Extract, from the records beneath this instruction, each line that contains the word "Filter".
***** Extracted entries *****
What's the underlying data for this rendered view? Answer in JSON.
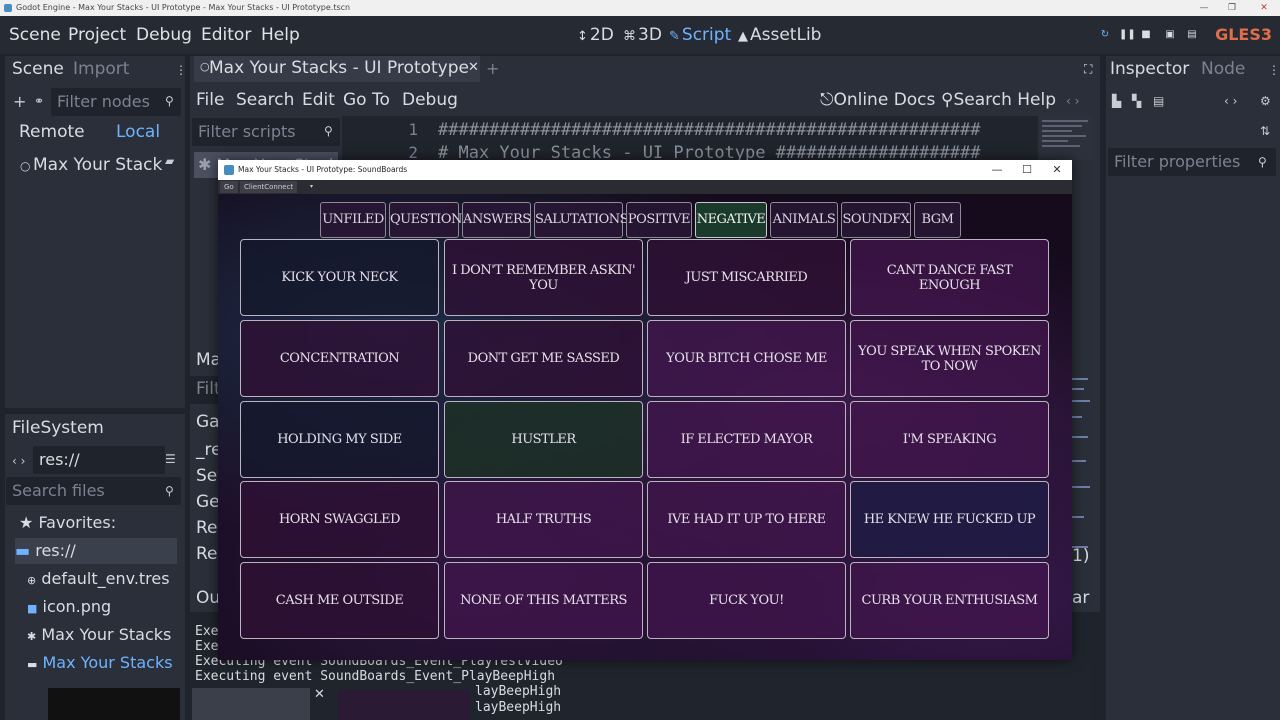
{
  "os_window": {
    "title": "Godot Engine - Max Your Stacks - UI Prototype - Max Your Stacks - UI Prototype.tscn"
  },
  "menubar": {
    "items": [
      "Scene",
      "Project",
      "Debug",
      "Editor",
      "Help"
    ],
    "workspaces": [
      {
        "label": "2D",
        "icon": "2d-icon",
        "active": false
      },
      {
        "label": "3D",
        "icon": "3d-icon",
        "active": false
      },
      {
        "label": "Script",
        "icon": "script-icon",
        "active": true
      },
      {
        "label": "AssetLib",
        "icon": "assetlib-icon",
        "active": false
      }
    ],
    "renderer": "GLES3",
    "accent_color": "#e26d4a"
  },
  "scene_dock": {
    "tabs": [
      "Scene",
      "Import"
    ],
    "filter_placeholder": "Filter nodes",
    "remote_label": "Remote",
    "local_label": "Local",
    "root_node": "Max Your Stack"
  },
  "filesystem_dock": {
    "title": "FileSystem",
    "path": "res://",
    "search_placeholder": "Search files",
    "items": [
      {
        "label": "Favorites:",
        "icon": "star-icon"
      },
      {
        "label": "res://",
        "icon": "folder-icon"
      },
      {
        "label": "default_env.tres",
        "icon": "resource-icon"
      },
      {
        "label": "icon.png",
        "icon": "image-icon"
      },
      {
        "label": "Max Your Stacks",
        "icon": "gear-icon"
      },
      {
        "label": "Max Your Stacks",
        "icon": "scene-icon"
      }
    ]
  },
  "script_editor": {
    "tab_title": "Max Your Stacks - UI Prototype",
    "menu": [
      "File",
      "Search",
      "Edit",
      "Go To",
      "Debug"
    ],
    "online_docs": "Online Docs",
    "search_help": "Search Help",
    "filter_scripts_placeholder": "Filter scripts",
    "script_list_item": "Max Your Stack",
    "lines": [
      {
        "num": "1",
        "text": "#####################################################"
      },
      {
        "num": "2",
        "text": "# Max Your Stacks - UI Prototype ####################"
      }
    ],
    "side_partial": [
      "Ma",
      "Filt",
      "Ga",
      "_re",
      "Set",
      "Ge",
      "Rea",
      "Rel",
      "Ou"
    ],
    "right_partial": [
      "1)",
      "ar"
    ]
  },
  "inspector": {
    "tabs": [
      "Inspector",
      "Node"
    ],
    "filter_placeholder": "Filter properties"
  },
  "output": {
    "lines": [
      "Exe",
      "Exe",
      "Exe",
      "Executing event SoundBoards_Event_PlayTestVideo",
      "Executing event SoundBoards_Event_PlayBeepHigh",
      "layBeepHigh",
      "layBeepHigh"
    ]
  },
  "game_window": {
    "title": "Max Your Stacks - UI Prototype: SoundBoards",
    "menu": [
      "Go",
      "ClientConnect"
    ],
    "categories": [
      {
        "label": "UNFILED",
        "active": false
      },
      {
        "label": "QUESTIONS",
        "active": false
      },
      {
        "label": "ANSWERS",
        "active": false
      },
      {
        "label": "SALUTATIONS",
        "active": false
      },
      {
        "label": "POSITIVE",
        "active": false
      },
      {
        "label": "NEGATIVE",
        "active": true
      },
      {
        "label": "ANIMALS",
        "active": false
      },
      {
        "label": "SOUNDFX",
        "active": false
      },
      {
        "label": "BGM",
        "active": false
      }
    ],
    "buttons": [
      {
        "label": "KICK YOUR NECK",
        "tone": "a"
      },
      {
        "label": "I DON'T REMEMBER ASKIN' YOU",
        "tone": "b"
      },
      {
        "label": "JUST MISCARRIED",
        "tone": "b"
      },
      {
        "label": "CANT DANCE FAST ENOUGH",
        "tone": "c"
      },
      {
        "label": "CONCENTRATION",
        "tone": "b"
      },
      {
        "label": "DONT GET ME SASSED",
        "tone": "b"
      },
      {
        "label": "YOUR BITCH CHOSE ME",
        "tone": "c"
      },
      {
        "label": "YOU SPEAK WHEN SPOKEN TO NOW",
        "tone": "c"
      },
      {
        "label": "HOLDING MY SIDE",
        "tone": "a"
      },
      {
        "label": "HUSTLER",
        "tone": "g"
      },
      {
        "label": "IF ELECTED MAYOR",
        "tone": "c"
      },
      {
        "label": "I'M SPEAKING",
        "tone": "c"
      },
      {
        "label": "HORN SWAGGLED",
        "tone": "b"
      },
      {
        "label": "HALF TRUTHS",
        "tone": "c"
      },
      {
        "label": "IVE HAD IT UP TO HERE",
        "tone": "c"
      },
      {
        "label": "HE KNEW HE FUCKED UP",
        "tone": "n"
      },
      {
        "label": "CASH ME OUTSIDE",
        "tone": "b"
      },
      {
        "label": "NONE OF THIS MATTERS",
        "tone": "c"
      },
      {
        "label": "FUCK YOU!",
        "tone": "c"
      },
      {
        "label": "CURB YOUR ENTHUSIASM",
        "tone": "c"
      }
    ]
  }
}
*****
# Exercise result
    "filter_placeholder": "Filter nodes",
    "filter_scripts_placeholder": "Filter scripts",
    "filter_placeholder": "Filter properties"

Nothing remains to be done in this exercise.